We know of between 500-600 netsuke by him. There were likely many that did not survive to this day.
This current netsuke from the Hermitage Museum is a familiar model. The carver liked to return to his subjects, but what is admired about him as an artist is that he usually added some difference whenever he repeated a subject. So, for example, there is another model of a goat where the goat is seated with its front legs straight in front of it looking over one shoulder, and in another model that goat is in the same position but looking over the other shoulder.
He made similar differences with Pekingese dogs. There is a model which he particularly likes of a Pekingese on a cushion, and in that particular case, although there are at least five or six variants of the subject, each is different. He has varied the tilt of the head, the position of the tail, the direction in which the dog is looking.
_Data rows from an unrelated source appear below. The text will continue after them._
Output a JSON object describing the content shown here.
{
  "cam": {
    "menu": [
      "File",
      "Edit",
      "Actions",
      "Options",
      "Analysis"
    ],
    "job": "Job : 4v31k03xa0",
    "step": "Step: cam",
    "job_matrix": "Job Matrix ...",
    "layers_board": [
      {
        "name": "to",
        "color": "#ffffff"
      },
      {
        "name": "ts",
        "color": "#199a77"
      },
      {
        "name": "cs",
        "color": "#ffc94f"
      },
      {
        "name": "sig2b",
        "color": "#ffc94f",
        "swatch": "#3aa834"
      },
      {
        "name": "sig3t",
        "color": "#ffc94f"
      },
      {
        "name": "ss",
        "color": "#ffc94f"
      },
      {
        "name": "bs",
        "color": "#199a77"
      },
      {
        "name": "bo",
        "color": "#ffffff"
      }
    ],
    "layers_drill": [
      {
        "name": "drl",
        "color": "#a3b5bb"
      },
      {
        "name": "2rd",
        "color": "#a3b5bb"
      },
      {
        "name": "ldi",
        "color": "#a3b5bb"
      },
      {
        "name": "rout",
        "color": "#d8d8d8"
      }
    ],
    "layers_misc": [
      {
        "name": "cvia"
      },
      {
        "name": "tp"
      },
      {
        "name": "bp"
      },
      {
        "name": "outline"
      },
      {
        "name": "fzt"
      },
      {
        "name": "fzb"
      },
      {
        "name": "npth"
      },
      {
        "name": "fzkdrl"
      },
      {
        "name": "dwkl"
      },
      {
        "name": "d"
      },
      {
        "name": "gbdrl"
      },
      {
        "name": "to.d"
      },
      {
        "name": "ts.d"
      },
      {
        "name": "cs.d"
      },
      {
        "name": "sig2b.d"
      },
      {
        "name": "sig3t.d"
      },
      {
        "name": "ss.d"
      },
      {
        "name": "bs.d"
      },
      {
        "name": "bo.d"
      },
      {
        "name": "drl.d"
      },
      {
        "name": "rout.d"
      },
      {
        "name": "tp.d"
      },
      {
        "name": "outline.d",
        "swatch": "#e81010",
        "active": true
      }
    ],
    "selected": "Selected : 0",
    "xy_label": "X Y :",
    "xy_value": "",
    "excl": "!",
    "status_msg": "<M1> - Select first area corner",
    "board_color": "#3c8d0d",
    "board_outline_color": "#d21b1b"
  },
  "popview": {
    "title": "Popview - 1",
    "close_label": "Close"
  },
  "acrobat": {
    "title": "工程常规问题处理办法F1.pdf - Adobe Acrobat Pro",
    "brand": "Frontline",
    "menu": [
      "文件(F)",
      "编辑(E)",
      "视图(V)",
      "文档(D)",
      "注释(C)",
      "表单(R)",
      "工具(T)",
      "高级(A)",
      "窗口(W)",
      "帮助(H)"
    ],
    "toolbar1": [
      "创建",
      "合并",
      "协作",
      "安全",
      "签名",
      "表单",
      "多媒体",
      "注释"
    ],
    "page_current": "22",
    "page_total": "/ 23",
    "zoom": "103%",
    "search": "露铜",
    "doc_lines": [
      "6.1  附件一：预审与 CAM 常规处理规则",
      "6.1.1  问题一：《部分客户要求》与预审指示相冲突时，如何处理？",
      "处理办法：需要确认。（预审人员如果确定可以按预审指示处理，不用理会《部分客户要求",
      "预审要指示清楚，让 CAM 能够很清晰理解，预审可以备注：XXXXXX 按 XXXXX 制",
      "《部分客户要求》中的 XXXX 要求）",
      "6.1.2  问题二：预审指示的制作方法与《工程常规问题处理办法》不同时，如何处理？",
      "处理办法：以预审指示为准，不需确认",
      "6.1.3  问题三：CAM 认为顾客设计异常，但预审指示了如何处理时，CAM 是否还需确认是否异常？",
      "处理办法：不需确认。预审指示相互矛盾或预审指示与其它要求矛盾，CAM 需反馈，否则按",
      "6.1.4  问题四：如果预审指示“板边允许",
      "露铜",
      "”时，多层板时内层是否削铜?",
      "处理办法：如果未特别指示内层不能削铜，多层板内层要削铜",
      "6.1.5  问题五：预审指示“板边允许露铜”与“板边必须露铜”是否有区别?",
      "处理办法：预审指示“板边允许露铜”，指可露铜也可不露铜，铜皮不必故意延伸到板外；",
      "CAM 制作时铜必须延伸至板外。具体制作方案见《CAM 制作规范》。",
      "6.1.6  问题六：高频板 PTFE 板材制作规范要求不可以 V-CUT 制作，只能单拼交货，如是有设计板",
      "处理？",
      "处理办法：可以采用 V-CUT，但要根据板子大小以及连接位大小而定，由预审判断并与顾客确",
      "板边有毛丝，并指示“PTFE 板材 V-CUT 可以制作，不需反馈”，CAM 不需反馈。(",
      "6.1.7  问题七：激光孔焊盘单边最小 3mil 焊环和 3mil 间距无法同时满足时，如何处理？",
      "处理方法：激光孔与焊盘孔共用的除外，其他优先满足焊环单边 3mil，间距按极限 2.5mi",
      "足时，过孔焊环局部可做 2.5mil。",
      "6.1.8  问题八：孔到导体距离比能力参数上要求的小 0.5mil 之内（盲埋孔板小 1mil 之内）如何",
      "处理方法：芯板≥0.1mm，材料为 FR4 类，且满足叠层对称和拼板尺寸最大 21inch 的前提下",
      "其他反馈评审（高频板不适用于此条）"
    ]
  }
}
There are all sorts of small differences. His animals tend not to be entirely realistic. He gives them a character all of his own, and he is particularly attracted to shaggy animals, animals with thick coats like this goat here. So, goats are a favorite subject of his. Equally, he carved many netsuke of different types of dogs, but he particularly favored dogs with shaggy coats.
One other point worth making about him is that, traditionally, he is thought to have lived from about 1730 to 1790, but he is also credited with being the father of Nagoya carving. Nagoya is particularly noted for its wood carvers, and most of the school was active in the mid 19th century. So, when he is mentioned in the Sōken Kishō in 1781, I think it is fair to assume that he was probably about 30 years old then, already old enough to have made a reputation for himself, and if he was born around 1750, he could easily have lived to 1830 or so.